WHAT THE EXERCISE ASKS » The whole listing that follows should be printed again, unchanged.

AVAILABLE RECORDS »
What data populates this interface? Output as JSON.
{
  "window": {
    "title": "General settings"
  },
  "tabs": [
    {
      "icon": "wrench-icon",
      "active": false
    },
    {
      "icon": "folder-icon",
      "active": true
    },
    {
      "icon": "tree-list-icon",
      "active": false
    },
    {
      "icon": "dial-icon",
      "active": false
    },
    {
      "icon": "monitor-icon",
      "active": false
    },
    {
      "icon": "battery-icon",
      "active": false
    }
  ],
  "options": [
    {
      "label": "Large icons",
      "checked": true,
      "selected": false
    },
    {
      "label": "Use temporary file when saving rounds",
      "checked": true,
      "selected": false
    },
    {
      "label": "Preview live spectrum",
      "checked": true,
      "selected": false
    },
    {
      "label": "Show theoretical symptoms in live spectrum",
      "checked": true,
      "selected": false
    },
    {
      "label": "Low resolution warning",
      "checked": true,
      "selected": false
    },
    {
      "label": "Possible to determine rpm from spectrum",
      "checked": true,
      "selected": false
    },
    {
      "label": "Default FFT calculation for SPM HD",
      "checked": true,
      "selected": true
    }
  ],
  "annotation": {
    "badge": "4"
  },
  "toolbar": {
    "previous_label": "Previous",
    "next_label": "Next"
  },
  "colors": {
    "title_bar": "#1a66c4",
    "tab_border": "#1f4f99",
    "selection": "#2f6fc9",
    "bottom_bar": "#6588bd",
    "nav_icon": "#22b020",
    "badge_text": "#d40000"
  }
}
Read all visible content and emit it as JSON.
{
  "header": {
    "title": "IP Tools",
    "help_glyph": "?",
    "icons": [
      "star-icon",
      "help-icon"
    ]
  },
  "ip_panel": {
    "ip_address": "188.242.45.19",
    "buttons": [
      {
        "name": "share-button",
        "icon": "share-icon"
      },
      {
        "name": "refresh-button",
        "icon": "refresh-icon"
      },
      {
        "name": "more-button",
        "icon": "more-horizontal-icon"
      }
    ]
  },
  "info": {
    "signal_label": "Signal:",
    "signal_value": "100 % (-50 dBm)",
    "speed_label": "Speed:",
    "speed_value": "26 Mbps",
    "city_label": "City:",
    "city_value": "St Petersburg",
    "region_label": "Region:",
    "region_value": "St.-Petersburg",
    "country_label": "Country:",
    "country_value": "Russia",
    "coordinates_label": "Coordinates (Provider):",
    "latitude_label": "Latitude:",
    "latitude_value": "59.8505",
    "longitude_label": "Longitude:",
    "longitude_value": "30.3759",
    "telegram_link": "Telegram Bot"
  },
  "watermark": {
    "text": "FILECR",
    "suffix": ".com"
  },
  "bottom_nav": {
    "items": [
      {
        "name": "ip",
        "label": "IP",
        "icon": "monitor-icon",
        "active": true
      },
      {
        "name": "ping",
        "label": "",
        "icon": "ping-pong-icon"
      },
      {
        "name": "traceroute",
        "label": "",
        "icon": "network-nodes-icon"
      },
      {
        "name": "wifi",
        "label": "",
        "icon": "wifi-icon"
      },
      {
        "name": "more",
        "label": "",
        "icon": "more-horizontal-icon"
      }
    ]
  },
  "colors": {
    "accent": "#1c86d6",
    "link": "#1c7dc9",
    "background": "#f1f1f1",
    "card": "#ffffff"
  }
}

OUTPUT BELOW »
What data populates this interface? Output as JSON.
{
  "window": {
    "title": "General settings"
  },
  "tabs": [
    {
      "icon": "wrench-icon",
      "active": false
    },
    {
      "icon": "folder-icon",
      "active": true
    },
    {
      "icon": "tree-list-icon",
      "active": false
    },
    {
      "icon": "dial-icon",
      "active": false
    },
    {
      "icon": "monitor-icon",
      "active": false
    },
    {
      "icon": "battery-icon",
      "active": false
    }
  ],
  "options": [
    {
      "label": "Large icons",
      "checked": true,
      "selected": false
    },
    {
      "label": "Use temporary file when saving rounds",
      "checked": true,
      "selected": false
    },
    {
      "label": "Preview live spectrum",
      "checked": true,
      "selected": false
    },
    {
      "label": "Show theoretical symptoms in live spectrum",
      "checked": true,
      "selected": false
    },
    {
      "label": "Low resolution warning",
      "checked": true,
      "selected": false
    },
    {
      "label": "Possible to determine rpm from spectrum",
      "checked": true,
      "selected": false
    },
    {
      "label": "Default FFT calculation for SPM HD",
      "checked": true,
      "selected": true
    }
  ],
  "annotation": {
    "badge": "4"
  },
  "toolbar": {
    "previous_label": "Previous",
    "next_label": "Next"
  },
  "colors": {
    "title_bar": "#1a66c4",
    "tab_border": "#1f4f99",
    "selection": "#2f6fc9",
    "bottom_bar": "#6588bd",
    "nav_icon": "#22b020",
    "badge_text": "#d40000"
  }
}
Read all visible content and emit it as JSON.
{
  "header": {
    "title": "IP Tools",
    "help_glyph": "?",
    "icons": [
      "star-icon",
      "help-icon"
    ]
  },
  "ip_panel": {
    "ip_address": "188.242.45.19",
    "buttons": [
      {
        "name": "share-button",
        "icon": "share-icon"
      },
      {
        "name": "refresh-button",
        "icon": "refresh-icon"
      },
      {
        "name": "more-button",
        "icon": "more-horizontal-icon"
      }
    ]
  },
  "info": {
    "signal_label": "Signal:",
    "signal_value": "100 % (-50 dBm)",
    "speed_label": "Speed:",
    "speed_value": "26 Mbps",
    "city_label": "City:",
    "city_value": "St Petersburg",
    "region_label": "Region:",
    "region_value": "St.-Petersburg",
    "country_label": "Country:",
    "country_value": "Russia",
    "coordinates_label": "Coordinates (Provider):",
    "latitude_label": "Latitude:",
    "latitude_value": "59.8505",
    "longitude_label": "Longitude:",
    "longitude_value": "30.3759",
    "telegram_link": "Telegram Bot"
  },
  "watermark": {
    "text": "FILECR",
    "suffix": ".com"
  },
  "bottom_nav": {
    "items": [
      {
        "name": "ip",
        "label": "IP",
        "icon": "monitor-icon",
        "active": true
      },
      {
        "name": "ping",
        "label": "",
        "icon": "ping-pong-icon"
      },
      {
        "name": "traceroute",
        "label": "",
        "icon": "network-nodes-icon"
      },
      {
        "name": "wifi",
        "label": "",
        "icon": "wifi-icon"
      },
      {
        "name": "more",
        "label": "",
        "icon": "more-horizontal-icon"
      }
    ]
  },
  "colors": {
    "accent": "#1c86d6",
    "link": "#1c7dc9",
    "background": "#f1f1f1",
    "card": "#ffffff"
  }
}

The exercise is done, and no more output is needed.